>  It is inspirational and at times motivational.
> I can't help, even in my low level of Kingdom participation, reward 
> that kind of ambition.  And that ambition has, in at least one case 
> (period fletching attachment using pitch and rosin before tying - you 
> started it with that little brazier we sat around and fiddled with for 
> hours, I have advanced the science a bit using verdigris to keep the 
> bugs out and figuring how to strip feathers to keep the pith off and 
> only the skin of the quill on for better adhesion) directly affected 
> me and a thing I very much enjoy.  So I will try to help you in this.
> I have family visiting back around my ancestral home in Pennsylvania, 
> some of the richest iron ore deposits this country has are there.  I 
> will try to see if they can bring back some useful amount, or arrange 
> to get it from some of the family friends who are still involved in 
> the local mines (slow as they now are, they are NOT completely shut down).
> If I can get some I will arrange to get it to you.  I really hope I 
> can.  The Journeyman bladesmith who lives across the street from me 
> showed me that video a while back, and we have been trying to decide 
> how to do such a project, maybe a smaller blade but the same 
> technique.  In this case you are a motivator.
> Kaz
> > He didn't say much about the pieces of metal he put into the
> > crucible. I assume they were from the bloom iron- the spongy mass

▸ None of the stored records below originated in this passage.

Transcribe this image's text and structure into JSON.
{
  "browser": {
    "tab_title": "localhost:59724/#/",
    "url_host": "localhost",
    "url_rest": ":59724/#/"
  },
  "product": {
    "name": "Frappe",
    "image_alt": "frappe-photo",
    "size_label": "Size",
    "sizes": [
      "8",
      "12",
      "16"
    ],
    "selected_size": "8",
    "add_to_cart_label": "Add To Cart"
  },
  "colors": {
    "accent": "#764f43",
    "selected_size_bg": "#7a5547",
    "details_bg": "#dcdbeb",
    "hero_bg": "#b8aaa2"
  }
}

> > of glass and iron that is the normal product of smelting back then.
> > Repeated forge welding this mass produced wrought iron which had
> > the slag inclusions they were talking about that were in common

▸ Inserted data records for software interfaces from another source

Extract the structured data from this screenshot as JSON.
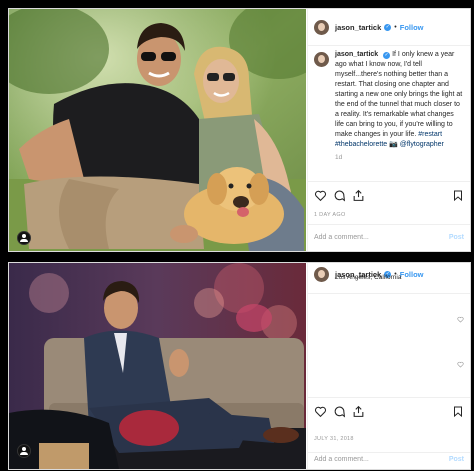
{
  "post1": {
    "username": "jason_tartick",
    "follow_label": "Follow",
    "caption_user": "jason_tartick",
    "caption_text": "If I only knew a year ago what I know now, I'd tell myself...there's nothing better than a restart. That closing one chapter and starting a new one only brings the light at the end of the tunnel that much closer to a reality. It's remarkable what changes life can bring to you, if you're willing to make changes in your life.",
    "hashtags": "#restart #thebachelorette",
    "emoji": "📷",
    "mention": "@flytographer",
    "time_ago": "1d",
    "date": "1 DAY AGO",
    "comment_placeholder": "Add a comment...",
    "post_label": "Post"
  },
  "post2": {
    "username": "jason_tartick",
    "follow_label": "Follow",
    "location": "Los Angeles, California",
    "date": "JULY 31, 2018",
    "comment_placeholder": "Add a comment...",
    "post_label": "Post"
  },
  "colors": {
    "link_blue": "#3897f0",
    "hashtag_navy": "#003569",
    "muted_gray": "#999999"
  },
  "icons": [
    "heart-icon",
    "comment-icon",
    "share-icon",
    "bookmark-icon",
    "user-tag-icon",
    "verified-badge-icon",
    "small-heart-icon"
  ]
}
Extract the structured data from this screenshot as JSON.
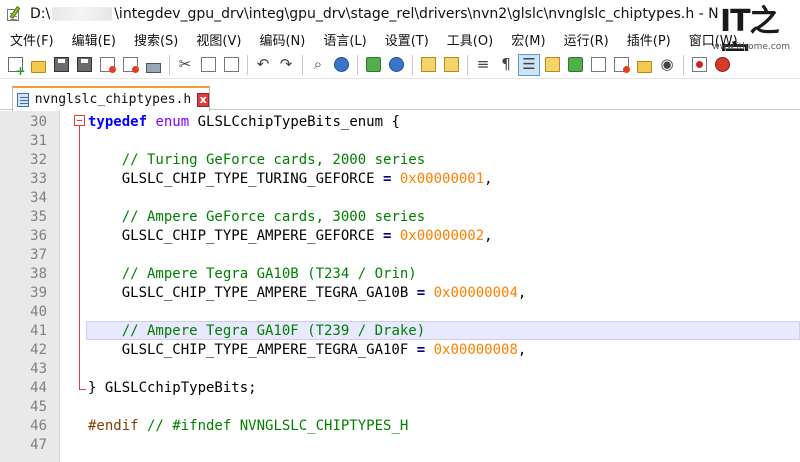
{
  "window": {
    "title_prefix": "D:\\",
    "title_path": "\\integdev_gpu_drv\\integ\\gpu_drv\\stage_rel\\drivers\\nvn2\\glslc\\nvnglslc_chiptypes.h - N",
    "watermark_logo": "IT之家",
    "watermark_url": "www.ithome.com"
  },
  "menu": {
    "items": [
      {
        "label": "文件(F)"
      },
      {
        "label": "编辑(E)"
      },
      {
        "label": "搜索(S)"
      },
      {
        "label": "视图(V)"
      },
      {
        "label": "编码(N)"
      },
      {
        "label": "语言(L)"
      },
      {
        "label": "设置(T)"
      },
      {
        "label": "工具(O)"
      },
      {
        "label": "宏(M)"
      },
      {
        "label": "运行(R)"
      },
      {
        "label": "插件(P)"
      },
      {
        "label": "窗口(W)"
      }
    ]
  },
  "toolbar": {
    "icons": [
      "new-file-icon",
      "open-file-icon",
      "save-icon",
      "save-all-icon",
      "close-icon",
      "close-all-icon",
      "print-icon",
      "cut-icon",
      "copy-icon",
      "paste-icon",
      "undo-icon",
      "redo-icon",
      "find-icon",
      "replace-icon",
      "zoom-in-icon",
      "zoom-out-icon",
      "sync-vertical-icon",
      "sync-horizontal-icon",
      "word-wrap-icon",
      "show-all-chars-icon",
      "indent-guide-icon",
      "udl-icon",
      "doc-map-icon",
      "function-list-icon",
      "folder-workspace-icon",
      "monitor-icon",
      "record-macro-icon"
    ]
  },
  "tab": {
    "label": "nvnglslc_chiptypes.h",
    "close": "x"
  },
  "editor": {
    "highlight_line": 41,
    "fold_start_line": 30,
    "fold_end_line": 44,
    "lines": [
      {
        "num": "30",
        "kw": "typedef",
        "kw2": " enum",
        "text": " GLSLCchipTypeBits_enum {",
        "cmt": "",
        "op": "",
        "num_val": "",
        "tail": ""
      },
      {
        "num": "31",
        "kw": "",
        "kw2": "",
        "text": "",
        "cmt": "",
        "op": "",
        "num_val": "",
        "tail": ""
      },
      {
        "num": "32",
        "kw": "",
        "kw2": "",
        "text": "    ",
        "cmt": "// Turing GeForce cards, 2000 series",
        "op": "",
        "num_val": "",
        "tail": ""
      },
      {
        "num": "33",
        "kw": "",
        "kw2": "",
        "text": "    GLSLC_CHIP_TYPE_TURING_GEFORCE ",
        "cmt": "",
        "op": "=",
        "num_val": " 0x00000001",
        "tail": ","
      },
      {
        "num": "34",
        "kw": "",
        "kw2": "",
        "text": "",
        "cmt": "",
        "op": "",
        "num_val": "",
        "tail": ""
      },
      {
        "num": "35",
        "kw": "",
        "kw2": "",
        "text": "    ",
        "cmt": "// Ampere GeForce cards, 3000 series",
        "op": "",
        "num_val": "",
        "tail": ""
      },
      {
        "num": "36",
        "kw": "",
        "kw2": "",
        "text": "    GLSLC_CHIP_TYPE_AMPERE_GEFORCE ",
        "cmt": "",
        "op": "=",
        "num_val": " 0x00000002",
        "tail": ","
      },
      {
        "num": "37",
        "kw": "",
        "kw2": "",
        "text": "",
        "cmt": "",
        "op": "",
        "num_val": "",
        "tail": ""
      },
      {
        "num": "38",
        "kw": "",
        "kw2": "",
        "text": "    ",
        "cmt": "// Ampere Tegra GA10B (T234 / Orin)",
        "op": "",
        "num_val": "",
        "tail": ""
      },
      {
        "num": "39",
        "kw": "",
        "kw2": "",
        "text": "    GLSLC_CHIP_TYPE_AMPERE_TEGRA_GA10B ",
        "cmt": "",
        "op": "=",
        "num_val": " 0x00000004",
        "tail": ","
      },
      {
        "num": "40",
        "kw": "",
        "kw2": "",
        "text": "",
        "cmt": "",
        "op": "",
        "num_val": "",
        "tail": ""
      },
      {
        "num": "41",
        "kw": "",
        "kw2": "",
        "text": "    ",
        "cmt": "// Ampere Tegra GA10F (T239 / Drake)",
        "op": "",
        "num_val": "",
        "tail": ""
      },
      {
        "num": "42",
        "kw": "",
        "kw2": "",
        "text": "    GLSLC_CHIP_TYPE_AMPERE_TEGRA_GA10F ",
        "cmt": "",
        "op": "=",
        "num_val": " 0x00000008",
        "tail": ","
      },
      {
        "num": "43",
        "kw": "",
        "kw2": "",
        "text": "",
        "cmt": "",
        "op": "",
        "num_val": "",
        "tail": ""
      },
      {
        "num": "44",
        "kw": "",
        "kw2": "",
        "text": "} GLSLCchipTypeBits;",
        "cmt": "",
        "op": "",
        "num_val": "",
        "tail": ""
      },
      {
        "num": "45",
        "kw": "",
        "kw2": "",
        "text": "",
        "cmt": "",
        "op": "",
        "num_val": "",
        "tail": ""
      },
      {
        "num": "46",
        "kw": "",
        "kw2": "",
        "text": "",
        "cmt": " // #ifndef NVNGLSLC_CHIPTYPES_H",
        "op": "",
        "num_val": "",
        "tail": "",
        "pre": "#endif"
      },
      {
        "num": "47",
        "kw": "",
        "kw2": "",
        "text": "",
        "cmt": "",
        "op": "",
        "num_val": "",
        "tail": ""
      }
    ]
  }
}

> > swords of the time.. This Iron can have any level of carbon content
> > which is controlled by the % iron in the ore and the amount or
> > ratio of charcoal to ore ratio (by weight) and probably by some of

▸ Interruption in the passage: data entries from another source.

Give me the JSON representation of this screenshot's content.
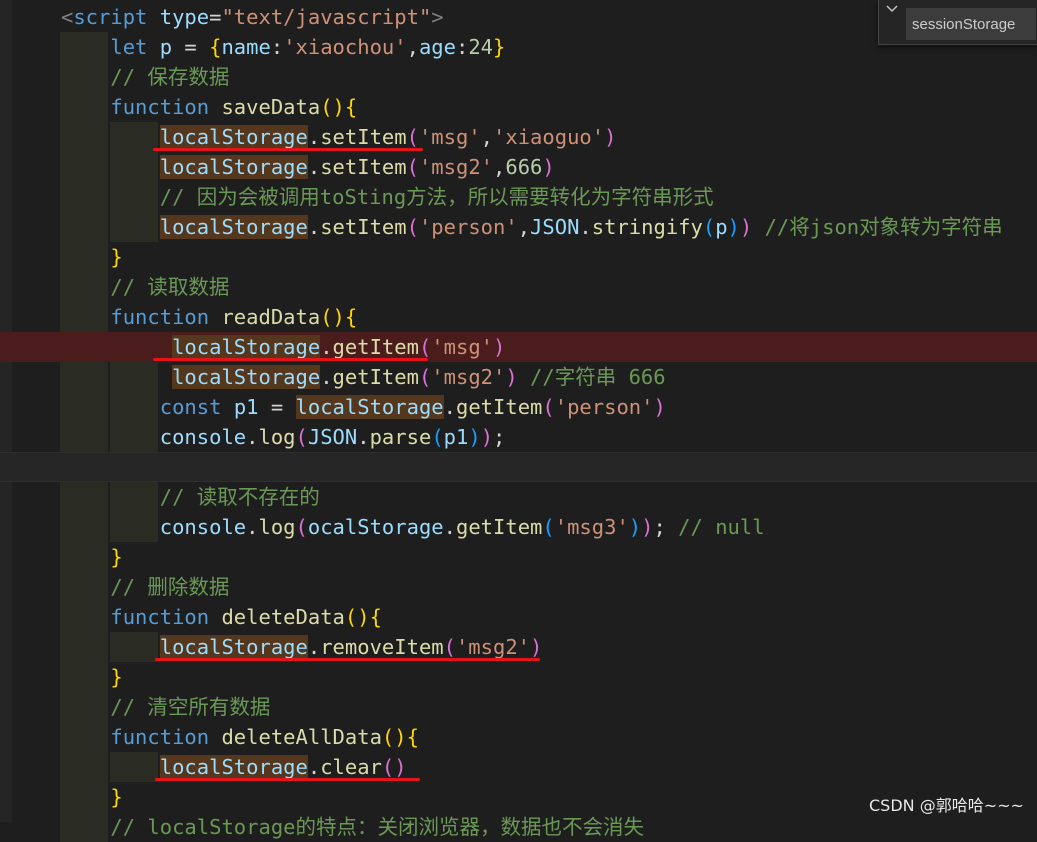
{
  "find_widget": {
    "value": "sessionStorage",
    "toggle_icon": "chevron-down-icon"
  },
  "watermark": "CSDN @郭哈哈~~~",
  "lines": [
    {
      "guides": [],
      "tokens": [
        {
          "t": "<",
          "c": "c-punc"
        },
        {
          "t": "script",
          "c": "c-tag"
        },
        {
          "t": " ",
          "c": "c-text"
        },
        {
          "t": "type",
          "c": "c-attr"
        },
        {
          "t": "=",
          "c": "c-text"
        },
        {
          "t": "\"text/javascript\"",
          "c": "c-str"
        },
        {
          "t": ">",
          "c": "c-punc"
        }
      ]
    },
    {
      "guides": [
        60
      ],
      "tokens": [
        {
          "t": "    ",
          "c": "c-text"
        },
        {
          "t": "let",
          "c": "c-kw"
        },
        {
          "t": " ",
          "c": "c-text"
        },
        {
          "t": "p",
          "c": "c-var"
        },
        {
          "t": " = ",
          "c": "c-text"
        },
        {
          "t": "{",
          "c": "c-b1"
        },
        {
          "t": "name",
          "c": "c-var"
        },
        {
          "t": ":",
          "c": "c-text"
        },
        {
          "t": "'xiaochou'",
          "c": "c-str"
        },
        {
          "t": ",",
          "c": "c-text"
        },
        {
          "t": "age",
          "c": "c-var"
        },
        {
          "t": ":",
          "c": "c-text"
        },
        {
          "t": "24",
          "c": "c-num"
        },
        {
          "t": "}",
          "c": "c-b1"
        }
      ]
    },
    {
      "guides": [
        60
      ],
      "tokens": [
        {
          "t": "    ",
          "c": "c-text"
        },
        {
          "t": "// 保存数据",
          "c": "c-com"
        }
      ]
    },
    {
      "guides": [
        60
      ],
      "tokens": [
        {
          "t": "    ",
          "c": "c-text"
        },
        {
          "t": "function",
          "c": "c-kw"
        },
        {
          "t": " ",
          "c": "c-text"
        },
        {
          "t": "saveData",
          "c": "c-fn"
        },
        {
          "t": "()",
          "c": "c-b1"
        },
        {
          "t": "{",
          "c": "c-b1"
        }
      ]
    },
    {
      "guides": [
        60,
        110
      ],
      "tokens": [
        {
          "t": "        ",
          "c": "c-text"
        },
        {
          "t": "localStorage",
          "c": "c-var",
          "hl": true
        },
        {
          "t": ".",
          "c": "c-text"
        },
        {
          "t": "setItem",
          "c": "c-fn"
        },
        {
          "t": "(",
          "c": "c-b2"
        },
        {
          "t": "'msg'",
          "c": "c-str"
        },
        {
          "t": ",",
          "c": "c-text"
        },
        {
          "t": "'xiaoguo'",
          "c": "c-str"
        },
        {
          "t": ")",
          "c": "c-b2"
        }
      ]
    },
    {
      "guides": [
        60,
        110
      ],
      "tokens": [
        {
          "t": "        ",
          "c": "c-text"
        },
        {
          "t": "localStorage",
          "c": "c-var",
          "hl": true
        },
        {
          "t": ".",
          "c": "c-text"
        },
        {
          "t": "setItem",
          "c": "c-fn"
        },
        {
          "t": "(",
          "c": "c-b2"
        },
        {
          "t": "'msg2'",
          "c": "c-str"
        },
        {
          "t": ",",
          "c": "c-text"
        },
        {
          "t": "666",
          "c": "c-num"
        },
        {
          "t": ")",
          "c": "c-b2"
        }
      ]
    },
    {
      "guides": [
        60,
        110
      ],
      "tokens": [
        {
          "t": "        ",
          "c": "c-text"
        },
        {
          "t": "// 因为会被调用toSting方法，所以需要转化为字符串形式",
          "c": "c-com"
        }
      ]
    },
    {
      "guides": [
        60,
        110
      ],
      "tokens": [
        {
          "t": "        ",
          "c": "c-text"
        },
        {
          "t": "localStorage",
          "c": "c-var",
          "hl": true
        },
        {
          "t": ".",
          "c": "c-text"
        },
        {
          "t": "setItem",
          "c": "c-fn"
        },
        {
          "t": "(",
          "c": "c-b2"
        },
        {
          "t": "'person'",
          "c": "c-str"
        },
        {
          "t": ",",
          "c": "c-text"
        },
        {
          "t": "JSON",
          "c": "c-var"
        },
        {
          "t": ".",
          "c": "c-text"
        },
        {
          "t": "stringify",
          "c": "c-fn"
        },
        {
          "t": "(",
          "c": "c-b3"
        },
        {
          "t": "p",
          "c": "c-var"
        },
        {
          "t": ")",
          "c": "c-b3"
        },
        {
          "t": ")",
          "c": "c-b2"
        },
        {
          "t": " ",
          "c": "c-text"
        },
        {
          "t": "//将json对象转为字符串",
          "c": "c-com"
        }
      ]
    },
    {
      "guides": [
        60
      ],
      "tokens": [
        {
          "t": "    ",
          "c": "c-text"
        },
        {
          "t": "}",
          "c": "c-b1"
        }
      ]
    },
    {
      "guides": [
        60
      ],
      "tokens": [
        {
          "t": "    ",
          "c": "c-text"
        },
        {
          "t": "// 读取数据",
          "c": "c-com"
        }
      ]
    },
    {
      "guides": [
        60
      ],
      "tokens": [
        {
          "t": "    ",
          "c": "c-text"
        },
        {
          "t": "function",
          "c": "c-kw"
        },
        {
          "t": " ",
          "c": "c-text"
        },
        {
          "t": "readData",
          "c": "c-fn"
        },
        {
          "t": "()",
          "c": "c-b1"
        },
        {
          "t": "{",
          "c": "c-b1"
        }
      ]
    },
    {
      "guides": [],
      "err": true,
      "tokens": [
        {
          "t": "         ",
          "c": "c-text"
        },
        {
          "t": "localStorage",
          "c": "c-var",
          "hl": true
        },
        {
          "t": ".",
          "c": "c-text"
        },
        {
          "t": "getItem",
          "c": "c-fn"
        },
        {
          "t": "(",
          "c": "c-b2"
        },
        {
          "t": "'msg'",
          "c": "c-str"
        },
        {
          "t": ")",
          "c": "c-b2"
        }
      ]
    },
    {
      "guides": [
        60,
        110
      ],
      "tokens": [
        {
          "t": "         ",
          "c": "c-text"
        },
        {
          "t": "localStorage",
          "c": "c-var",
          "hl": true
        },
        {
          "t": ".",
          "c": "c-text"
        },
        {
          "t": "getItem",
          "c": "c-fn"
        },
        {
          "t": "(",
          "c": "c-b2"
        },
        {
          "t": "'msg2'",
          "c": "c-str"
        },
        {
          "t": ")",
          "c": "c-b2"
        },
        {
          "t": " ",
          "c": "c-text"
        },
        {
          "t": "//字符串 666",
          "c": "c-com"
        }
      ]
    },
    {
      "guides": [
        60,
        110
      ],
      "tokens": [
        {
          "t": "        ",
          "c": "c-text"
        },
        {
          "t": "const",
          "c": "c-kw"
        },
        {
          "t": " ",
          "c": "c-text"
        },
        {
          "t": "p1",
          "c": "c-var"
        },
        {
          "t": " = ",
          "c": "c-text"
        },
        {
          "t": "localStorage",
          "c": "c-var",
          "hl": true
        },
        {
          "t": ".",
          "c": "c-text"
        },
        {
          "t": "getItem",
          "c": "c-fn"
        },
        {
          "t": "(",
          "c": "c-b2"
        },
        {
          "t": "'person'",
          "c": "c-str"
        },
        {
          "t": ")",
          "c": "c-b2"
        }
      ]
    },
    {
      "guides": [
        60,
        110
      ],
      "tokens": [
        {
          "t": "        ",
          "c": "c-text"
        },
        {
          "t": "console",
          "c": "c-var"
        },
        {
          "t": ".",
          "c": "c-text"
        },
        {
          "t": "log",
          "c": "c-fn"
        },
        {
          "t": "(",
          "c": "c-b2"
        },
        {
          "t": "JSON",
          "c": "c-var"
        },
        {
          "t": ".",
          "c": "c-text"
        },
        {
          "t": "parse",
          "c": "c-fn"
        },
        {
          "t": "(",
          "c": "c-b3"
        },
        {
          "t": "p1",
          "c": "c-var"
        },
        {
          "t": ")",
          "c": "c-b3"
        },
        {
          "t": ")",
          "c": "c-b2"
        },
        {
          "t": ";",
          "c": "c-text"
        }
      ]
    },
    {
      "guides": [],
      "cur": true,
      "tokens": []
    },
    {
      "guides": [
        60,
        110
      ],
      "tokens": [
        {
          "t": "        ",
          "c": "c-text"
        },
        {
          "t": "// 读取不存在的",
          "c": "c-com"
        }
      ]
    },
    {
      "guides": [
        60,
        110
      ],
      "tokens": [
        {
          "t": "        ",
          "c": "c-text"
        },
        {
          "t": "console",
          "c": "c-var"
        },
        {
          "t": ".",
          "c": "c-text"
        },
        {
          "t": "log",
          "c": "c-fn"
        },
        {
          "t": "(",
          "c": "c-b2"
        },
        {
          "t": "ocalStorage",
          "c": "c-var"
        },
        {
          "t": ".",
          "c": "c-text"
        },
        {
          "t": "getItem",
          "c": "c-fn"
        },
        {
          "t": "(",
          "c": "c-b3"
        },
        {
          "t": "'msg3'",
          "c": "c-str"
        },
        {
          "t": ")",
          "c": "c-b3"
        },
        {
          "t": ")",
          "c": "c-b2"
        },
        {
          "t": "; ",
          "c": "c-text"
        },
        {
          "t": "// null",
          "c": "c-com"
        }
      ]
    },
    {
      "guides": [
        60
      ],
      "tokens": [
        {
          "t": "    ",
          "c": "c-text"
        },
        {
          "t": "}",
          "c": "c-b1"
        }
      ]
    },
    {
      "guides": [
        60
      ],
      "tokens": [
        {
          "t": "    ",
          "c": "c-text"
        },
        {
          "t": "// 删除数据",
          "c": "c-com"
        }
      ]
    },
    {
      "guides": [
        60
      ],
      "tokens": [
        {
          "t": "    ",
          "c": "c-text"
        },
        {
          "t": "function",
          "c": "c-kw"
        },
        {
          "t": " ",
          "c": "c-text"
        },
        {
          "t": "deleteData",
          "c": "c-fn"
        },
        {
          "t": "()",
          "c": "c-b1"
        },
        {
          "t": "{",
          "c": "c-b1"
        }
      ]
    },
    {
      "guides": [
        60,
        110
      ],
      "tokens": [
        {
          "t": "        ",
          "c": "c-text"
        },
        {
          "t": "localStorage",
          "c": "c-var",
          "hl": true
        },
        {
          "t": ".",
          "c": "c-text"
        },
        {
          "t": "removeItem",
          "c": "c-fn"
        },
        {
          "t": "(",
          "c": "c-b2"
        },
        {
          "t": "'msg2'",
          "c": "c-str"
        },
        {
          "t": ")",
          "c": "c-b2"
        }
      ]
    },
    {
      "guides": [
        60
      ],
      "tokens": [
        {
          "t": "    ",
          "c": "c-text"
        },
        {
          "t": "}",
          "c": "c-b1"
        }
      ]
    },
    {
      "guides": [
        60
      ],
      "tokens": [
        {
          "t": "    ",
          "c": "c-text"
        },
        {
          "t": "// 清空所有数据",
          "c": "c-com"
        }
      ]
    },
    {
      "guides": [
        60
      ],
      "tokens": [
        {
          "t": "    ",
          "c": "c-text"
        },
        {
          "t": "function",
          "c": "c-kw"
        },
        {
          "t": " ",
          "c": "c-text"
        },
        {
          "t": "deleteAllData",
          "c": "c-fn"
        },
        {
          "t": "()",
          "c": "c-b1"
        },
        {
          "t": "{",
          "c": "c-b1"
        }
      ]
    },
    {
      "guides": [
        60,
        110
      ],
      "tokens": [
        {
          "t": "        ",
          "c": "c-text"
        },
        {
          "t": "localStorage",
          "c": "c-var",
          "hl": true
        },
        {
          "t": ".",
          "c": "c-text"
        },
        {
          "t": "clear",
          "c": "c-fn"
        },
        {
          "t": "()",
          "c": "c-b2"
        }
      ]
    },
    {
      "guides": [
        60
      ],
      "tokens": [
        {
          "t": "    ",
          "c": "c-text"
        },
        {
          "t": "}",
          "c": "c-b1"
        }
      ]
    },
    {
      "guides": [
        60
      ],
      "tokens": [
        {
          "t": "    ",
          "c": "c-text"
        },
        {
          "t": "// localStorage的特点：关闭浏览器，数据也不会消失",
          "c": "c-com"
        }
      ]
    }
  ]
}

> > the dynamic particulars of the furnace dimensions.  So How did he
> > (and they) determine how much carbon to put in and what was his
> > final carbon content of the sword he recreated? They didn't say.
> > Of course in medieval times, they could not have known this type of
> > data, AND they (medieval) measured everything by volume which
> > mucked with the systems and made the smelting technology not very
> > transportable. As far as proof of Frankish origin, I think the
> > video said that the word Ulfberht was of Frankish origin, but that
> > how and where they were made and by who (over 200 yeas time) was
> > the big misery. - I so want to smelt some Iron.  About ready to
> > throw in the towel on finding ore and buying some Iron oxide used
> > in clay glazes ant trying to make some fake ore.
> >
> > Master Gerald
> >
> >
> > On 9/26/2013 9:23 AM, Jenna wrote:
> >> So, how many people spent 55 minutes drooling in front of "Secret
> >> of the Viking Sword" on PBS last night?  The joy I experienced
> >> was great.
> >>
> >> I for one must firmly disagree with any scholars who think that
> >> the crosses in the inlaid name on the blade prove the blades were
> >> of Frankish origin.  The fact that these magnificent high-tech
> >> blades have only been found in Norse sites pretty much negates
> >> that theory in my mind.  I should delight to hear discussion on
> >> this and other matters related to the program and that lovely,
> >> wovely, gorgeous sword.
> >>
> >> Jenna